■ **Data for review**

»»

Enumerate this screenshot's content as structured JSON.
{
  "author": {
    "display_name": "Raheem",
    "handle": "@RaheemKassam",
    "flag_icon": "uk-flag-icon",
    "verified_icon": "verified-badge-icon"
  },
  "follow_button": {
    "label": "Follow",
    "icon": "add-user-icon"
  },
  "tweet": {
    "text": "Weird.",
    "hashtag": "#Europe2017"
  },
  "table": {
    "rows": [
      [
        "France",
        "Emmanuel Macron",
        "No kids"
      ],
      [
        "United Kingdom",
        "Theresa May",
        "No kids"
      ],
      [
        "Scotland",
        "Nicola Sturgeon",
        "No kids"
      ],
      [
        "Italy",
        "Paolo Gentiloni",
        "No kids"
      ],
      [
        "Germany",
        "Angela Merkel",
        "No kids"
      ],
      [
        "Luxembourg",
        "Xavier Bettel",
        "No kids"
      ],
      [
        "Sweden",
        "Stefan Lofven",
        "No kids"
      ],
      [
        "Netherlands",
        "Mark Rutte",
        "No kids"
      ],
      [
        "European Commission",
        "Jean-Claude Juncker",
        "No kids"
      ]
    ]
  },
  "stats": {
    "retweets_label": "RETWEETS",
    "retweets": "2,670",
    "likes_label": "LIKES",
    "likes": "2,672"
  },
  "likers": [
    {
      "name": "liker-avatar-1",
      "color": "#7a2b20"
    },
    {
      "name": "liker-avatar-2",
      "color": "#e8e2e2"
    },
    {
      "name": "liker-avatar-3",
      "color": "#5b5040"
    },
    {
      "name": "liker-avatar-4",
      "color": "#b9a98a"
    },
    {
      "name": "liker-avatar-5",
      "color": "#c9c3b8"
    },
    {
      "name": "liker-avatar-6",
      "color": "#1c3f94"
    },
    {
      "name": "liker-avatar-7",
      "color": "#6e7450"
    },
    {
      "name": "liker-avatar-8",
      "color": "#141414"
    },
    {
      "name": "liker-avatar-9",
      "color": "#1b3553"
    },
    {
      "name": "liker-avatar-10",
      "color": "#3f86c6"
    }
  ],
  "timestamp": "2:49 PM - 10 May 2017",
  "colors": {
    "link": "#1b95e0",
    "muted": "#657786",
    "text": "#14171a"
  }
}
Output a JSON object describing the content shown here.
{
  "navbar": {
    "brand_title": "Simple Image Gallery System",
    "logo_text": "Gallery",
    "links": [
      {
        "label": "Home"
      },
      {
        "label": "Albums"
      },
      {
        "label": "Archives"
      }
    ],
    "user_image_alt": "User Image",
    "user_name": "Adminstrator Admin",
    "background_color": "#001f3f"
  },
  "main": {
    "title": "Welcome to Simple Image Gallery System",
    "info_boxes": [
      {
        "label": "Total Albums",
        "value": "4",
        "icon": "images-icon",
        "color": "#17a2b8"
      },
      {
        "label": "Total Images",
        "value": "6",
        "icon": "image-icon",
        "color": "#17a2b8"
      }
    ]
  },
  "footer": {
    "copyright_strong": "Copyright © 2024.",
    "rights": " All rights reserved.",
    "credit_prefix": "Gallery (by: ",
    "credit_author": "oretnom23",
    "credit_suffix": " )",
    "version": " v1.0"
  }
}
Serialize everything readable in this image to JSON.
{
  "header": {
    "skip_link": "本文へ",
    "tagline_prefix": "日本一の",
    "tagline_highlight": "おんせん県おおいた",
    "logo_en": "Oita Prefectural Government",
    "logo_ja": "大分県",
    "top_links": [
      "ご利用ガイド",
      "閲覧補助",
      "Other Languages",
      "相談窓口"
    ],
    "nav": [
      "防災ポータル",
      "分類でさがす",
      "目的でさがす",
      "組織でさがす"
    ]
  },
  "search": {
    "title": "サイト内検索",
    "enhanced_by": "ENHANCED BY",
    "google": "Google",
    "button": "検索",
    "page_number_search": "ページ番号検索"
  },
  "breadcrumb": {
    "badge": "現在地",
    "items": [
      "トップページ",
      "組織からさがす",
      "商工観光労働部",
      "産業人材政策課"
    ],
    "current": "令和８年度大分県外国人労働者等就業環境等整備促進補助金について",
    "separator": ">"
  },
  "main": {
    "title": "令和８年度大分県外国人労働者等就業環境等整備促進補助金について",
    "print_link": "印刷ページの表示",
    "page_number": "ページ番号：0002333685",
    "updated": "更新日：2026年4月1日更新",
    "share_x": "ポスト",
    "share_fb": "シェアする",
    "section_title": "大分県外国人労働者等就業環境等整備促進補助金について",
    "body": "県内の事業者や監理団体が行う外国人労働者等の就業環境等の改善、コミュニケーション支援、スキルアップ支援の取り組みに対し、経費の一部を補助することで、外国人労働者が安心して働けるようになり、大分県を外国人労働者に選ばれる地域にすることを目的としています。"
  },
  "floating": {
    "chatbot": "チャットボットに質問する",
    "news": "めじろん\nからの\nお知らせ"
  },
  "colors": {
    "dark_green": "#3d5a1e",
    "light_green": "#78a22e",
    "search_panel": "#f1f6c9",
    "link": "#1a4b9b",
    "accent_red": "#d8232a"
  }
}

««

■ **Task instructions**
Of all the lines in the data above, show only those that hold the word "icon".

■ **Solution to the problem**
    "flag_icon": "uk-flag-icon",
    "verified_icon": "verified-badge-icon"
    "icon": "add-user-icon"
        "icon": "images-icon",
        "icon": "image-icon",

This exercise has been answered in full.